◆ **What to produce**
The reply must return each line of the data exactly.
== == ==
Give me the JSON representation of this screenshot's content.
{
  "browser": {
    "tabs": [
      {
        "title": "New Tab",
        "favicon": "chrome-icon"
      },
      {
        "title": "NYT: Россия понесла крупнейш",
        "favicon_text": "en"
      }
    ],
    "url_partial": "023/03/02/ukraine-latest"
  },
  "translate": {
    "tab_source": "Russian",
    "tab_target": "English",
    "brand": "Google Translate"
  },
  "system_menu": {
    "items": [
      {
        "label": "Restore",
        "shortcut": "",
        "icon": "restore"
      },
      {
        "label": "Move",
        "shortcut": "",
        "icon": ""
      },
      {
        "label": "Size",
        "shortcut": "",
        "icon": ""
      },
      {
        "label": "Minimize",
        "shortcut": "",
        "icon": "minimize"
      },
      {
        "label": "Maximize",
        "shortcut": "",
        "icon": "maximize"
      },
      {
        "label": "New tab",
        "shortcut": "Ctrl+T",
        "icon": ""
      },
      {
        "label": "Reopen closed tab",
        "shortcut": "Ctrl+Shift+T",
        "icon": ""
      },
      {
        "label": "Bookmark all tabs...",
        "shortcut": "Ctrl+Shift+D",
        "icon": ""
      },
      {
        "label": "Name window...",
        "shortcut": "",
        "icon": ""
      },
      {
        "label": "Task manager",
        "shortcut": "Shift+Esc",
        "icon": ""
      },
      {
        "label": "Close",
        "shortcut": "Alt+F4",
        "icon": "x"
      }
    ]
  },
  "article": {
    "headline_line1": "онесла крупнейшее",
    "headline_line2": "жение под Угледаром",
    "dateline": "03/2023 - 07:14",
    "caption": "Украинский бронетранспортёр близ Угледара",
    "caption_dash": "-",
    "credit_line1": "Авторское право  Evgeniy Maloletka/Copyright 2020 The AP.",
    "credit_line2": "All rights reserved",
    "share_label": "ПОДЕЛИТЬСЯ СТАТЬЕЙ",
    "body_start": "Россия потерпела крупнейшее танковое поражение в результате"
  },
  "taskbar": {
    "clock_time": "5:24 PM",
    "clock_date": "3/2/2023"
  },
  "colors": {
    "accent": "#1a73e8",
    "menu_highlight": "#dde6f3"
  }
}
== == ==
◆ **Answer section**
Give me the JSON representation of this screenshot's content.
{
  "browser": {
    "tabs": [
      {
        "title": "New Tab",
        "favicon": "chrome-icon"
      },
      {
        "title": "NYT: Россия понесла крупнейш",
        "favicon_text": "en"
      }
    ],
    "url_partial": "023/03/02/ukraine-latest"
  },
  "translate": {
    "tab_source": "Russian",
    "tab_target": "English",
    "brand": "Google Translate"
  },
  "system_menu": {
    "items": [
      {
        "label": "Restore",
        "shortcut": "",
        "icon": "restore"
      },
      {
        "label": "Move",
        "shortcut": "",
        "icon": ""
      },
      {
        "label": "Size",
        "shortcut": "",
        "icon": ""
      },
      {
        "label": "Minimize",
        "shortcut": "",
        "icon": "minimize"
      },
      {
        "label": "Maximize",
        "shortcut": "",
        "icon": "maximize"
      },
      {
        "label": "New tab",
        "shortcut": "Ctrl+T",
        "icon": ""
      },
      {
        "label": "Reopen closed tab",
        "shortcut": "Ctrl+Shift+T",
        "icon": ""
      },
      {
        "label": "Bookmark all tabs...",
        "shortcut": "Ctrl+Shift+D",
        "icon": ""
      },
      {
        "label": "Name window...",
        "shortcut": "",
        "icon": ""
      },
      {
        "label": "Task manager",
        "shortcut": "Shift+Esc",
        "icon": ""
      },
      {
        "label": "Close",
        "shortcut": "Alt+F4",
        "icon": "x"
      }
    ]
  },
  "article": {
    "headline_line1": "онесла крупнейшее",
    "headline_line2": "жение под Угледаром",
    "dateline": "03/2023 - 07:14",
    "caption": "Украинский бронетранспортёр близ Угледара",
    "caption_dash": "-",
    "credit_line1": "Авторское право  Evgeniy Maloletka/Copyright 2020 The AP.",
    "credit_line2": "All rights reserved",
    "share_label": "ПОДЕЛИТЬСЯ СТАТЬЕЙ",
    "body_start": "Россия потерпела крупнейшее танковое поражение в результате"
  },
  "taskbar": {
    "clock_time": "5:24 PM",
    "clock_date": "3/2/2023"
  },
  "colors": {
    "accent": "#1a73e8",
    "menu_highlight": "#dde6f3"
  }
}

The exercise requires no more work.